### About this exercise
Will you output the entries below exactly, skipping every image they contain?

#####

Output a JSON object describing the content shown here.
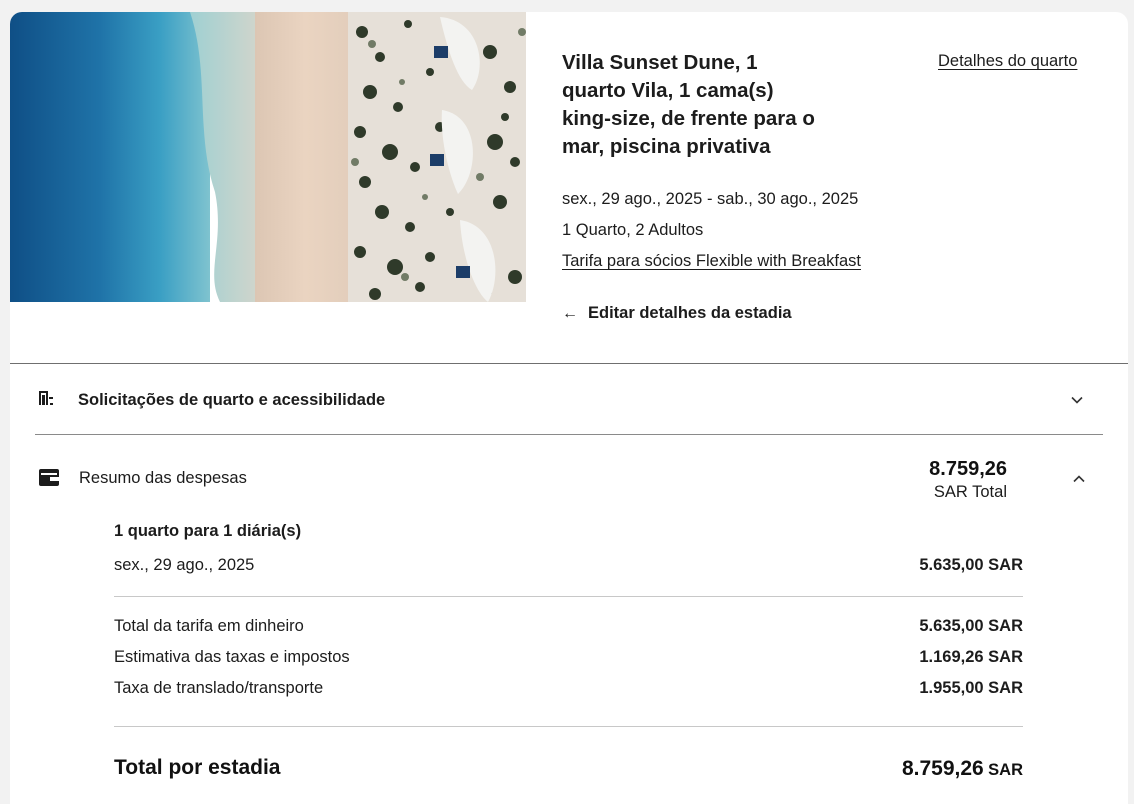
{
  "room": {
    "title": "Villa Sunset Dune, 1 quarto Vila, 1 cama(s) king-size, de frente para o mar, piscina privativa",
    "details_link": "Detalhes do quarto",
    "dates": "sex., 29 ago., 2025 - sab., 30 ago., 2025",
    "occupancy": "1 Quarto, 2 Adultos",
    "rate_link": "Tarifa para sócios Flexible with Breakfast",
    "edit_label": "Editar detalhes da estadia"
  },
  "requests": {
    "label": "Solicitações de quarto e acessibilidade",
    "icon": "door-icon"
  },
  "summary": {
    "label": "Resumo das despesas",
    "icon": "wallet-icon",
    "total_amount": "8.759,26",
    "total_currency": "SAR Total",
    "rooms_heading": "1 quarto para 1 diária(s)",
    "nights": [
      {
        "date": "sex., 29 ago., 2025",
        "amount": "5.635,00 SAR"
      }
    ],
    "lines": [
      {
        "label": "Total da tarifa em dinheiro",
        "amount": "5.635,00 SAR"
      },
      {
        "label": "Estimativa das taxas e impostos",
        "amount": "1.169,26 SAR"
      },
      {
        "label": "Taxa de translado/transporte",
        "amount": "1.955,00 SAR"
      }
    ],
    "grand_label": "Total por estadia",
    "grand_amount": "8.759,26",
    "grand_currency": "SAR"
  },
  "colors": {
    "background": "#f2f2f2",
    "card": "#ffffff",
    "text": "#1c1c1c",
    "sea": "#1e6f9f",
    "sand": "#e8d6c4"
  }
}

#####

### Exercise result
Output a JSON object describing the content shown here.
{
  "room": {
    "title": "Villa Sunset Dune, 1 quarto Vila, 1 cama(s) king-size, de frente para o mar, piscina privativa",
    "details_link": "Detalhes do quarto",
    "dates": "sex., 29 ago., 2025 - sab., 30 ago., 2025",
    "occupancy": "1 Quarto, 2 Adultos",
    "rate_link": "Tarifa para sócios Flexible with Breakfast",
    "edit_label": "Editar detalhes da estadia"
  },
  "requests": {
    "label": "Solicitações de quarto e acessibilidade",
    "icon": "door-icon"
  },
  "summary": {
    "label": "Resumo das despesas",
    "icon": "wallet-icon",
    "total_amount": "8.759,26",
    "total_currency": "SAR Total",
    "rooms_heading": "1 quarto para 1 diária(s)",
    "nights": [
      {
        "date": "sex., 29 ago., 2025",
        "amount": "5.635,00 SAR"
      }
    ],
    "lines": [
      {
        "label": "Total da tarifa em dinheiro",
        "amount": "5.635,00 SAR"
      },
      {
        "label": "Estimativa das taxas e impostos",
        "amount": "1.169,26 SAR"
      },
      {
        "label": "Taxa de translado/transporte",
        "amount": "1.955,00 SAR"
      }
    ],
    "grand_label": "Total por estadia",
    "grand_amount": "8.759,26",
    "grand_currency": "SAR"
  },
  "colors": {
    "background": "#f2f2f2",
    "card": "#ffffff",
    "text": "#1c1c1c",
    "sea": "#1e6f9f",
    "sand": "#e8d6c4"
  }
}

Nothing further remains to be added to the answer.